The demise of recent high profile flexible work programs at Yahoo and Best Buy is attention grabbing because technology companies, the assumed leaders in technology-based management, are killing technology based programs. This raises the question – If high tech companies can’t make these programs work, who can?
Should we blame management for killing these policies? After all, the much-maligned perception of telecommuters has them relaxing in the pool watching daytime TV. I understand much of the angst from the top managers. My own recent research shows that in an experiment, mixed teams comprised of office based workers and telecommuters are less productive than teams based solely in the office. But what I also found was a remedy to the problem; managers need to simply manage the beliefs of their workers.
How did I come to this conclusion? It usually starts with a simple question. Krista Jabs Saral (of Webster University Geneva) and I wanted to find out if including telecommuters in a team affected productivity, and if so, why. In order to specifically isolate this question, we conducted an experiment where subjects were performing tasks in teams of three. The location of the team members was varied where subjects were either in a cubicled office-like environment or in a location of their choice.
We found that the productivity was the highest when all of the subjects were in the office environment meaning that once remote workers were added to their team, they reduced their output. With foresight, we also measured the beliefs of the subjects. This turned out to be quite important as those subjects who reduced their output were the same ones that believed that the remote workers were less productive.
This makes a lot of sense; those in a team don’t want to work hard if everyone else is slacking. This is good news managers – they don’t have to eliminate their remote workers or cut this perceived benefit; they just need to adjust their management style to ensure their team’s trust each other. As my prior work has shown, allowing work place flexibility actually increases the productivity of certain tasks. Thus, as flexible work programs go away, so too goes the potentially valuable employees who relied on them. We do not yet have all of the answers, but what is apparent is that the companies that will eventually succeed are the ones that are able to adjust their management strategies to keep up with technological advances.
Note.

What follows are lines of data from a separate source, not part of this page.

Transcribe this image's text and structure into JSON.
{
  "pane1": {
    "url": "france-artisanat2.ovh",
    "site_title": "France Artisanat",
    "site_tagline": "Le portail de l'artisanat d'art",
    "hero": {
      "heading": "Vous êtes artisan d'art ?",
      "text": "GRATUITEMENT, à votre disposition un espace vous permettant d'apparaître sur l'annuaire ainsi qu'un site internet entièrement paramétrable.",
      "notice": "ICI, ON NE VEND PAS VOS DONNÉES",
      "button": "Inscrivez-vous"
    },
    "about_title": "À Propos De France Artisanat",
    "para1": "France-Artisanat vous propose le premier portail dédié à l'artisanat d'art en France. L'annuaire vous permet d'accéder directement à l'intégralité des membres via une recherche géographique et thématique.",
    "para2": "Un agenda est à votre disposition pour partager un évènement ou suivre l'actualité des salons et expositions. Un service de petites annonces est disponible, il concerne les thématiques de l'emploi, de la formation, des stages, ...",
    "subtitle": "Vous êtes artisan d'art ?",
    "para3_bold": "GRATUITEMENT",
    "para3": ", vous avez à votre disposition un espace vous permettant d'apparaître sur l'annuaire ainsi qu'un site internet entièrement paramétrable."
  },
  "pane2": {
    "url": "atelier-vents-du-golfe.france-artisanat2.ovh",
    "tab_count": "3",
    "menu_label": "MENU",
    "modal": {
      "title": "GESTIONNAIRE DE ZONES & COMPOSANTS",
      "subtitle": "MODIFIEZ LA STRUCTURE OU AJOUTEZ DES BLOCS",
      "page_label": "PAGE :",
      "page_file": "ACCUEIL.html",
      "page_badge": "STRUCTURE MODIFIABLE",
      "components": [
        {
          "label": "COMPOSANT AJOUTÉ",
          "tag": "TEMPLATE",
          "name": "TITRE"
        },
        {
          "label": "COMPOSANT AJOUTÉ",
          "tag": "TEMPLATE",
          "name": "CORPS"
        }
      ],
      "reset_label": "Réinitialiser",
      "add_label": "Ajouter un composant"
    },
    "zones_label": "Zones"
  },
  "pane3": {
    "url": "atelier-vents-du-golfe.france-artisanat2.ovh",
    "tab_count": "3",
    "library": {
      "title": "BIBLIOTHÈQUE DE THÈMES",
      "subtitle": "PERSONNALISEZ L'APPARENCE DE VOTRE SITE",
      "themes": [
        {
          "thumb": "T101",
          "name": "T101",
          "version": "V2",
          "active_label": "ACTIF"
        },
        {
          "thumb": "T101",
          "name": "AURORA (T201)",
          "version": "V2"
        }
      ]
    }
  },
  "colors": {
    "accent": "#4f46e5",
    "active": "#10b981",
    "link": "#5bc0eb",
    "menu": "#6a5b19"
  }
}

E. Glenn Dutcher is a postdoctoral researcher in the Department of Public Finance at the University of Innsbruck in Austria. Glenn’s website can be found here.